By Jamie McGeever
LONDON, Dec 17 (Reuters) - JP Morgan Chase and Deutsche Bank are banning the use of multi-dealer online chat rooms, sources familiar with the plans told Reuters, as banks crack down on inappropriate communications by staff following a string of scandals.
Chat rooms have been a focus for regulators investigating manipulation of benchmark interest rates and possible rigging in the $5.3 trillion-a-day foreign exchange market.
Chat communications also featured prominently in a five-year probe into the rigging of a key interest rate known as the London interbank offered rate, or Libor, which has already cost banks billions of dollars in settlements.
A source familiar with developments at JP Morgan, the biggest U.S. bank by assets, said the decision was unrelated to the FX probes which first surfaced in June, noting that this had been under review at the bank since even earlier this year.
"This has always been about more than FX," the source said, adding that the casual nature of online chat rooms increased the potential for "inappropriate" remarks to be made.
The ban will come into force later this week, and the use of such chat rooms among staff for social purposes will also be prohibited.
Deutsche Bank, Germany's biggest bank, will extend the ban on multilateral chat rooms already in place for its foreign exchange and fixed income staff to all its corporate banking and securities businesses, including equities.
"It's basically across the whole investment bank," said a source familiar with the matter, adding that the ban will come into force on Jan. 1, 2014.
Bilateral online chats between traders will not be affected, although they are under review at JP Morgan, while external chats between JP Morgan staff and clients will still be permitted.
JP Morgan declined to comment because the plans have yet to be finalised.

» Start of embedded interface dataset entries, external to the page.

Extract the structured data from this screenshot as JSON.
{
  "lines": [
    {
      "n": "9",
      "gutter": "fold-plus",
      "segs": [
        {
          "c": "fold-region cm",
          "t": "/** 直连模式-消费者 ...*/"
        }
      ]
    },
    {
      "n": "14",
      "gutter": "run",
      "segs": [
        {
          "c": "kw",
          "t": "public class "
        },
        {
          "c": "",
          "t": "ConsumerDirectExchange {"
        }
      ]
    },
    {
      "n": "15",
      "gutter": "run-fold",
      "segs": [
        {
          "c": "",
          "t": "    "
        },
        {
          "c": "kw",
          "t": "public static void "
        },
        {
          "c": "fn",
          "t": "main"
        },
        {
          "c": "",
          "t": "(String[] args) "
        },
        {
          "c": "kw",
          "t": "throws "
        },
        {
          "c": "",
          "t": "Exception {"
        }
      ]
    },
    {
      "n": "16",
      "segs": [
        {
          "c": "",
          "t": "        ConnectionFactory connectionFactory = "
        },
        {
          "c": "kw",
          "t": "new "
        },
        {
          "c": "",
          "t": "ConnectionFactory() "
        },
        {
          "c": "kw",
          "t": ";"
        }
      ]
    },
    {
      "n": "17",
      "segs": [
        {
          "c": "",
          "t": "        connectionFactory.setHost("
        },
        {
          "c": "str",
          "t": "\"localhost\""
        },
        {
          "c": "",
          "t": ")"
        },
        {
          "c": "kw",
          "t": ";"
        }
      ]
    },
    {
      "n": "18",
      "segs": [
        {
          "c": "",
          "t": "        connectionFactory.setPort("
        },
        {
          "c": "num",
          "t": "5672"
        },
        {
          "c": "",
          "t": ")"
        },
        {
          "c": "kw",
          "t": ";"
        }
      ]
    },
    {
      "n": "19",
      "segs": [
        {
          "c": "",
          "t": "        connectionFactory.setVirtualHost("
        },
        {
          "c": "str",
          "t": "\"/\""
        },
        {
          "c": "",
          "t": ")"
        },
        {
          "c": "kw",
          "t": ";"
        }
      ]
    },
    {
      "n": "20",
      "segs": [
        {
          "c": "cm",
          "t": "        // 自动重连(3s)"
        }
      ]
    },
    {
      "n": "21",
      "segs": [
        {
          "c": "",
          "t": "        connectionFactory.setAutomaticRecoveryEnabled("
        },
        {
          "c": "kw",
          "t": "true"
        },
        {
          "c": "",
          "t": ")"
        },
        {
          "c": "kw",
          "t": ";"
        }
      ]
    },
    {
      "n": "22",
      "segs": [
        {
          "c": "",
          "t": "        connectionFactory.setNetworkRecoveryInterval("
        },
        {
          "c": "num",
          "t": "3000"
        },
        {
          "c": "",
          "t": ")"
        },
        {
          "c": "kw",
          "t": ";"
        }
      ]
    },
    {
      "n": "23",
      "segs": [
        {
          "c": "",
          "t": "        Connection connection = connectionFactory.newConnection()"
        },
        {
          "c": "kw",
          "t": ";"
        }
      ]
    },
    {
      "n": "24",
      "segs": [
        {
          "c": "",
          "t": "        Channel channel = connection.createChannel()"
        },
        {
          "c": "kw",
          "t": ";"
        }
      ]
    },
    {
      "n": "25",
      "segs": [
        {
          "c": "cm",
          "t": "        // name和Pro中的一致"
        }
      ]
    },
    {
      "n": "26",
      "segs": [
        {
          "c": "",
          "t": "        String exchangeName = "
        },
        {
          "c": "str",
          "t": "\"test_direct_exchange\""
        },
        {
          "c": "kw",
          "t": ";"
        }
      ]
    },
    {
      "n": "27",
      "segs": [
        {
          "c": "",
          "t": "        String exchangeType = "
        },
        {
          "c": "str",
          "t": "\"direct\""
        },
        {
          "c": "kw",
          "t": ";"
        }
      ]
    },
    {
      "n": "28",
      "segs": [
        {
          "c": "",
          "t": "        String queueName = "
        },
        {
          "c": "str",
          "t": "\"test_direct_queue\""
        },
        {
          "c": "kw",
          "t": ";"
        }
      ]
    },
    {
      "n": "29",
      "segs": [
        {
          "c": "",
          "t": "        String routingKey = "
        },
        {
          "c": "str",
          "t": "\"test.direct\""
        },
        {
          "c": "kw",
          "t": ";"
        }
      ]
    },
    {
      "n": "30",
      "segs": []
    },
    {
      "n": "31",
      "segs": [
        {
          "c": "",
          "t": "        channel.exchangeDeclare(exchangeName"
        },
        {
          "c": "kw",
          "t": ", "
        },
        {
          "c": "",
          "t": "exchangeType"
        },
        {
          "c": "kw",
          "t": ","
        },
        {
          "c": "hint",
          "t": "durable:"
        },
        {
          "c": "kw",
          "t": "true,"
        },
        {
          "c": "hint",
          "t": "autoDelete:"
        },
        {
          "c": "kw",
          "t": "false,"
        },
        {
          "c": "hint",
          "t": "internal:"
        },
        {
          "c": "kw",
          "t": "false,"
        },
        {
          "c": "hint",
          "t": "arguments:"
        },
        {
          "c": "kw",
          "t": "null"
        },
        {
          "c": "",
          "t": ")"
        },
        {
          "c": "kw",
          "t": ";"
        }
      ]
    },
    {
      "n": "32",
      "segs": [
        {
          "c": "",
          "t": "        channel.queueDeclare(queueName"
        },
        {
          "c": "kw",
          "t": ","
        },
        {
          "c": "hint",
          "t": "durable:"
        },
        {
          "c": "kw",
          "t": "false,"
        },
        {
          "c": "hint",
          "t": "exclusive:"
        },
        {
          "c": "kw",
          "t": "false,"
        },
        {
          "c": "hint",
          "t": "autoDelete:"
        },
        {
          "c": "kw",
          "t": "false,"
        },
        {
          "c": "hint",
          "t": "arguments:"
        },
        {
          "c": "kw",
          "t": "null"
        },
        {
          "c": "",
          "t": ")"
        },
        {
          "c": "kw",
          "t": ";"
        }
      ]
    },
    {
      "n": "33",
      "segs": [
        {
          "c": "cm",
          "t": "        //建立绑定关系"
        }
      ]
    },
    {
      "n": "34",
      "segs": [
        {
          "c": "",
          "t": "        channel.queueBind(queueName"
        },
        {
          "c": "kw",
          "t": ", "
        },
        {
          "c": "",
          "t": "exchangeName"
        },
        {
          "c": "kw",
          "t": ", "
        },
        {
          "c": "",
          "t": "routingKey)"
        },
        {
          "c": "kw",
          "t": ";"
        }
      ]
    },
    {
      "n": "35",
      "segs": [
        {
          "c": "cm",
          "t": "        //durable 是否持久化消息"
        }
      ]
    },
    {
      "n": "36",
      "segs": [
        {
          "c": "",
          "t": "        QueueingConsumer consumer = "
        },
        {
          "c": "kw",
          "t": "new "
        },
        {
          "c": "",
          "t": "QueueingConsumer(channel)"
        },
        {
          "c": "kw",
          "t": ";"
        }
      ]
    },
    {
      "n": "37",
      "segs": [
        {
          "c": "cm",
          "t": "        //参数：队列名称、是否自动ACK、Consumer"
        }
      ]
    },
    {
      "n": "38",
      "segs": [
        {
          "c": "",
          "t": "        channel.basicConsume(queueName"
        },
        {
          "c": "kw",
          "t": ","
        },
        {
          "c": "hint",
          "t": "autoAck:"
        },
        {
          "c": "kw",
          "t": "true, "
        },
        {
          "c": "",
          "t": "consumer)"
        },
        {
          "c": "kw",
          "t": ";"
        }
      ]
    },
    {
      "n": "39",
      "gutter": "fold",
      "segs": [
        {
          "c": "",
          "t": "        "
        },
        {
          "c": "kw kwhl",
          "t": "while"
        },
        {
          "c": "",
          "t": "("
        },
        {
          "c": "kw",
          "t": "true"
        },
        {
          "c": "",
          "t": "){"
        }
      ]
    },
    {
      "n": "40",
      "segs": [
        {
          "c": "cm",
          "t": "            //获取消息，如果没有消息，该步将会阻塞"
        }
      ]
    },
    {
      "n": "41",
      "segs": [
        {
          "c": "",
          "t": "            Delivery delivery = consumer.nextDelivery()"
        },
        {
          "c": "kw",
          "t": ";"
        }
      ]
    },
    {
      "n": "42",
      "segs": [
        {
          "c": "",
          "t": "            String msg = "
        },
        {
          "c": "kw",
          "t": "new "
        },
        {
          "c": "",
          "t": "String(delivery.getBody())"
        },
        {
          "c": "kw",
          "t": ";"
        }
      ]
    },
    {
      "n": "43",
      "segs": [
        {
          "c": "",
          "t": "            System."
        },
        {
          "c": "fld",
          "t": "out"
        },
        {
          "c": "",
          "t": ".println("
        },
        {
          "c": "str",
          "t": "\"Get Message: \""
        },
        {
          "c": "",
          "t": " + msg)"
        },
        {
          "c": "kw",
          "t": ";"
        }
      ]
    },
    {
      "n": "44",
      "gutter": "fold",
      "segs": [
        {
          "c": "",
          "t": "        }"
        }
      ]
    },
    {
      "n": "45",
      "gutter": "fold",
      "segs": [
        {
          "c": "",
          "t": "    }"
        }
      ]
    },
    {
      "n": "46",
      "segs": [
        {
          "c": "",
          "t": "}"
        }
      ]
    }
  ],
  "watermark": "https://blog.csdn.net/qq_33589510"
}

Deutsche Bank also declined to comment.
These are the latest such measures to be taken by banks recently. Swiss bank UBS has also banned the use of multi-bank and social chat rooms at its investment banking division.
Traders at banks and financial institutions often communicate with each other online via third-party services including Bloomberg LP and Thomson Reuters.